Everyone has an idea about the legacy they wish to leave behind. What that legacy is in reality and what you want it to be can be two different things. Is your legacy to your kids an encounter with your unpaid creditors?
Often, problems with creditors for people over 65 may not be problems the elderly debtor at all. Most types of income and assets are protected by law from creditors.
Usually though, that doesn’t bother creditors. They’ll just wait until you’re dead to steal your assets from those you wish to inherit from you.
Seniors enjoy protection from collection
Elders in Georgia have significant legal protections from creditors. Exemption laws, pension law, and the Social Security Act often make it hard for creditors to seize the assets of elders, even to pay legitimate debts.
People often make the argument against seniors filing bankruptcy because of the following reasons.
- Social security is 100% protected from creditors (unless you owe the government).
- Your Pensions and other retirement accounts are beyond the reach of even those with a judgment against you.
- Houses are not liquid assets and it’s extremely difficult for creditors to make you sell your house.
- Seniors usually don’t have an income outside of these aforementioned sources so there’s nothing to garnish.
Because of these generous protections, senior citizens often ignore debts and use their money to pay for today’s expenses, at the expense of what they’ll leave their heirs.
However, just because you can ignore old debt, is that really a part of the legacy you wish to leave behind?
Some debts outlive the debtor
So, what happens when you die? Does the debt go to the grave with you? Turns out, the debt lives on.
That doesn’t mean your heirs inherit your debt; in other words, your heirs don’t become personally liable for your credit card balance.
What many people don’t realize is that debts are paid in full before heirs will receive anything.
As per probate laws, debts are paid before the estate is distributed to your heirs. If the deceased created a living trust, the trust usually provides that the successor trustee pay the deceased’s debts first.
When debts survive the debtor, the intended heirs inherit a significantly diminished estate, or a ticking time bomb of debts that are owed to the deceased person’s creditors.
Creditors lie in wait
Everyone has heard about interest. Interest is a creditors best friend. Interest on outstanding debt is often meaningless to the senior citizen who can avoid paying it while they’re alive. The downside to this is the fact that time and interest silently eats up the senior citizen’s estate.
Who cares if there aren’t any real viable means of collection.
Waiting works for a creditor.
- Wait til the senior dies.
- Wait while the interest compounds.
- Wait til the records conveniently get lost.
Creditors are often adept at lying and manipulation. They will work hard at making your heirs feel guilty and convince them to pay off the debt from their own pockets after you’ve passed on.
The generosity gene
The impulse to pass along something to your children seems to be genetically implanted in the human soul. It’s something that drives many seniors to live frugally, save and work hard. But under our legal system, paying debts is higher priority than leaving something behind for your heirs.

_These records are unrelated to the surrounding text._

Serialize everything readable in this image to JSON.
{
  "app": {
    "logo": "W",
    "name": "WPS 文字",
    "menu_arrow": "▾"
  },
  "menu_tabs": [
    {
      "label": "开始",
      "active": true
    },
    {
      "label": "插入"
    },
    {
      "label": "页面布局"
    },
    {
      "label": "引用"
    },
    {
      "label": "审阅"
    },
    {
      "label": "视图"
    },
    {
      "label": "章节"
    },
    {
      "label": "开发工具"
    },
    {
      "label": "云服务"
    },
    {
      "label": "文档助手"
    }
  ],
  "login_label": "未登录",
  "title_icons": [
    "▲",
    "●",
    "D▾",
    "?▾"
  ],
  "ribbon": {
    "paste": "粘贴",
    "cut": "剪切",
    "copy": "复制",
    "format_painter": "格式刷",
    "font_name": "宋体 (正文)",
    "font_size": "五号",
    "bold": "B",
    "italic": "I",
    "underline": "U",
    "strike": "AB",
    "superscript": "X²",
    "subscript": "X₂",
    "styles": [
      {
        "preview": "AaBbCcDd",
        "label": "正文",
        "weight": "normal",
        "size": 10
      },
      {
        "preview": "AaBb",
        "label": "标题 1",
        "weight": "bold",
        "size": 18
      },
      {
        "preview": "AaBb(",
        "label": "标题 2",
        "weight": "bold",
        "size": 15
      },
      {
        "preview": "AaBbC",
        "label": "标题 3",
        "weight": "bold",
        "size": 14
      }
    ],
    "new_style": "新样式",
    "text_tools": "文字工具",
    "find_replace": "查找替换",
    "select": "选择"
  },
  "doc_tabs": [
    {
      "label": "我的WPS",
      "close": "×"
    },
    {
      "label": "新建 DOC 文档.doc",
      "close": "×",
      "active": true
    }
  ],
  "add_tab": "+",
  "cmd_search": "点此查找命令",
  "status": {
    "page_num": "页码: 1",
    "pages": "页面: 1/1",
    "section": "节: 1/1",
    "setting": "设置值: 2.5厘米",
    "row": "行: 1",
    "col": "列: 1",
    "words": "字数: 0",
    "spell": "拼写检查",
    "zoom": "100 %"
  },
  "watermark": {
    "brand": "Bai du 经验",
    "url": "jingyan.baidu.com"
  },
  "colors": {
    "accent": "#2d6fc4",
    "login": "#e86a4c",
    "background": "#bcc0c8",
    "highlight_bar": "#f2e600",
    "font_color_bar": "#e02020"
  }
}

Despite arguments to the contrary, bankruptcy is not only appropriate for a senior with debts and assets that are protected from creditors during their lifetime, but highly advisable.
The exemptions that protect the assets under state law and the laws that made the senior judgment proof to begin with are also there to protect you should you file bankruptcy.
Without filing bankruptcy, all the exemptions will do is just hold the creditors off during the life of the debtor. That debt will lay in the grass, hiding like a snake, waiting to collect from your estate and ultimately, your heirs.
Another thing you have to remember is that bankruptcy exemptions vastly more generous than probate exemptions. In fact, unless there is a surviving spouse, there may be no exemptions in probate at all. Exemptions are designed to protect the surviving spouse, not their heirs.
Bankruptcy flips the equation
A bankruptcy, by its very nature, eliminates unsecured debts. Things like credit cards and medical bills are magically gone, while the exemptions protect assets.
One a debt is discharged that debt is gone, forever, never to be heard from again. Bankruptcy law returns complete and total ownership of exempt assets back to the debtor.
Your Social Security payments both current and future, doesn’t even enter the bankruptcy equation. All of your Pensions and 401(k)s are also not subject to the bankruptcy.
One thing you need to know is that in order to successfully pass your assets on to the next generation by using bankruptcy, you need a good bankruptcy lawyer who doesn’t dabble but actually KNOWS the law. It’s hard work and requires planning but the results are worth it.
By eliminating your debts before you die, there’s more left for your family, and that’s always a good thing.